KPMG in Pakistan summarizes key provisions in Pakistan’s Finance Act 2015 that aim to enhance government revenue and protect the tax base.
Pakistan’s Finance Act 2015 imposes a one-time ‘super tax’ for the Tax Year 2015 to raise funds for the rehabilitation of persons displaced internally due to ongoing military operations against militants.
Enacted with effect from 1 July 2015, the super tax is payable by banking companies at the rate of 4 percent of income and at 3 percent by other taxpayers earning 500 million or more Pakistani rupees (PKR) (5 million US dollars – USD) in the Tax Year 2015. For this purpose, income includes taxable income on net profits basis, dividends, capital gains, commissions and brokerage, and imputable income where tax paid on gross receipts is final discharge of tax liability.
Previously, Pakistan’s Finance Bill confirmed that tax withheld on services rendered by the corporate sector is adjustable. However, the Finance Act 2015 has made such tax a ‘minimum’ tax as 1 July 2015. As a result, tax withheld at the rate of 8 percent (for filers) and 12 percent (for non-filers) of gross receipts is now considered minimum tax for companies.
The amendment appears anomalous, however, because companies’ service income of companies is already subject to minimum tax at the rate of 1 percent of turnover.
Companies providing services, including those in the telecom sector, are likely to be substantially affected by this change, and KPMG in Pakistan understands that the Board of Revenue may consider a review based on representations by the corporate sector. Any change to the law would need approval from the Economic Coordination Committee of the Cabinet of Ministers.
In order to encourage public companies to pay cash dividends, the Finance Act has imposed a 10 percent tax on excess reserves of a company that derives profit for a tax year and either:
In these cases, the reserves exceeding 100 percent of the paid-up capital are deemed as income of the company subject to tax at 10%.
The tax does not apply to banking companies, modarabas, tax-exempt power generation companies, and companies in which majority shares are held by the Pakistan’s government. The tax also does not apply to public companies that distribute profit equal to either 40 percent of their after-tax profits or 50 percent of paid-up capital, whichever is less, within 6 months of the end of the tax year.
In order to enforce voluntary filing of tax returns, Pakistan’s government increased tax withholding rates as of July 2014 for non-filers of returns. The enhanced rates initially applied to receipts on account of dividends and interest and advance tax collectable on cash withdrawals, vehicle registration and property transfer. The rates were further extended in February 2015 to cover withholding tax on services and imports.
The Finance Act 2015 has taken a further step in this direction by bringing non-resident persons within the ambit of enhanced withholding tax rates for non-filers. As of 01 July 2015, the withholding tax rate applying to a permanent establishment of a non-resident company will be 4 percent and 6 percent on supplies of goods for filers and non-filers respectively.
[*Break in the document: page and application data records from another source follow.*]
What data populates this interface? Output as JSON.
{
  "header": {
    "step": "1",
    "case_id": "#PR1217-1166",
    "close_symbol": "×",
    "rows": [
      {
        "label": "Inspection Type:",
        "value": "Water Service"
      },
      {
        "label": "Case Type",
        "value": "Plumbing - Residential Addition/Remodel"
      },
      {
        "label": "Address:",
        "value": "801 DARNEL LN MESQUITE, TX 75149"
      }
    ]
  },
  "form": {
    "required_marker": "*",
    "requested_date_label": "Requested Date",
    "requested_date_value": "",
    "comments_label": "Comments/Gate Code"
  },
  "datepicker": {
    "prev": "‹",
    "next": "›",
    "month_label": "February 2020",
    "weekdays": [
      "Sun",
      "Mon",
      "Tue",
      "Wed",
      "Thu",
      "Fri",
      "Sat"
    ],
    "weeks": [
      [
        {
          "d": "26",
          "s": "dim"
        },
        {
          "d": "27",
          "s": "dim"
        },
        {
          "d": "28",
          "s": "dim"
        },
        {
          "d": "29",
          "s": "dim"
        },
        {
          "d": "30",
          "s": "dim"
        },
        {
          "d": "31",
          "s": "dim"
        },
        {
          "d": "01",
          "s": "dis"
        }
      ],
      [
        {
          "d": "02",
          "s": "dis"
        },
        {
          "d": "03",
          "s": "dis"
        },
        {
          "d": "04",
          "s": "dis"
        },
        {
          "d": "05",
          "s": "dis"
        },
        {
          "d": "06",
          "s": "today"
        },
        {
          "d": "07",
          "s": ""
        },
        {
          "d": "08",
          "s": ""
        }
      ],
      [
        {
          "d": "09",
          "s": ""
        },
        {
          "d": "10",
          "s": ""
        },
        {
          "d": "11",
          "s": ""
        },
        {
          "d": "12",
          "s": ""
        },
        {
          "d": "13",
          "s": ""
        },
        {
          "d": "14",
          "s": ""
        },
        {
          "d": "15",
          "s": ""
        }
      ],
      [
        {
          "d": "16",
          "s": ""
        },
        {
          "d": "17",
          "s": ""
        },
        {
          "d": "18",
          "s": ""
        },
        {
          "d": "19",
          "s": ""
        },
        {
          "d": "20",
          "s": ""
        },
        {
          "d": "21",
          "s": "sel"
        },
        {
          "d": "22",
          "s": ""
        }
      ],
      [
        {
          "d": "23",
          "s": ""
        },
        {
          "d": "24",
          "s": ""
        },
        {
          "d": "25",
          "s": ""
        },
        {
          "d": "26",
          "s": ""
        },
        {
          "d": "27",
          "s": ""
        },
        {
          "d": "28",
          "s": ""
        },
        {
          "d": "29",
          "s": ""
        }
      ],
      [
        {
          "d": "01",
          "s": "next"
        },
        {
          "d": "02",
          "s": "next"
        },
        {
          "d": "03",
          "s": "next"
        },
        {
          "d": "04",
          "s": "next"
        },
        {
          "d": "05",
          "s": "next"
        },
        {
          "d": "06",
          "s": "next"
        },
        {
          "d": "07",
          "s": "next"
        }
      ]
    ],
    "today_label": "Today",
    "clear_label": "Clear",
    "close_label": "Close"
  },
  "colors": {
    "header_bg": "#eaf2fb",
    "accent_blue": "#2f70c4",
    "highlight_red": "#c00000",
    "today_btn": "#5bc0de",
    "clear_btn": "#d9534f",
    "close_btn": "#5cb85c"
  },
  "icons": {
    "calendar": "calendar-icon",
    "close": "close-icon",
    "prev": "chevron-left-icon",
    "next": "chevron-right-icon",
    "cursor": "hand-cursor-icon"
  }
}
For services, the withholding tax rates will be 8 percent and 12 percent for filers and non-filers respectively. For the execution of contracts, withholding rates of 7 percent (filers) and 10 percent (non-filers) apply. These rates are at par with the rates enacted for local companies.
Contracts for construction, assembly or installation projects and related services by non-residents continue to attract withholding tax at 6 percent, regardless of the recipient’s filing status.
The Finance Act 2015 has further imposed an adjustable withholding tax at the rate of 0.6 per cent on banking transactions by a non-filer where the aggregate of such transactions exceeds PKR 50,000 (USD 500) in a day. These banking transactions include sale of instruments (e.g. demand draft, pay order), various type of deposit receipts, PKR travelers checks, transfers of any sum through check or any other instrument, online transfers, and transfers through ATMs.
Cash withdrawals from banks and the issuance of instruments (e.g. demand draft, pay order) against cash are already subject to withholding tax rates of 0.3 percent for filers and 0.6 percent for non-filers.
The Finance Act has extended the scope of services subject to sales tax in the Islamabad Capital Territory1 to bring it in line with the provinces. Services rendered in ICT that are subject to 16 percent sales tax as of 01 July 2015 include services of management and technical consultants, and services provided by:
1Services listed in the Schedule to the Islamabad Capital Territory [ICT] Sales Tax on Services Ordinance, 2001.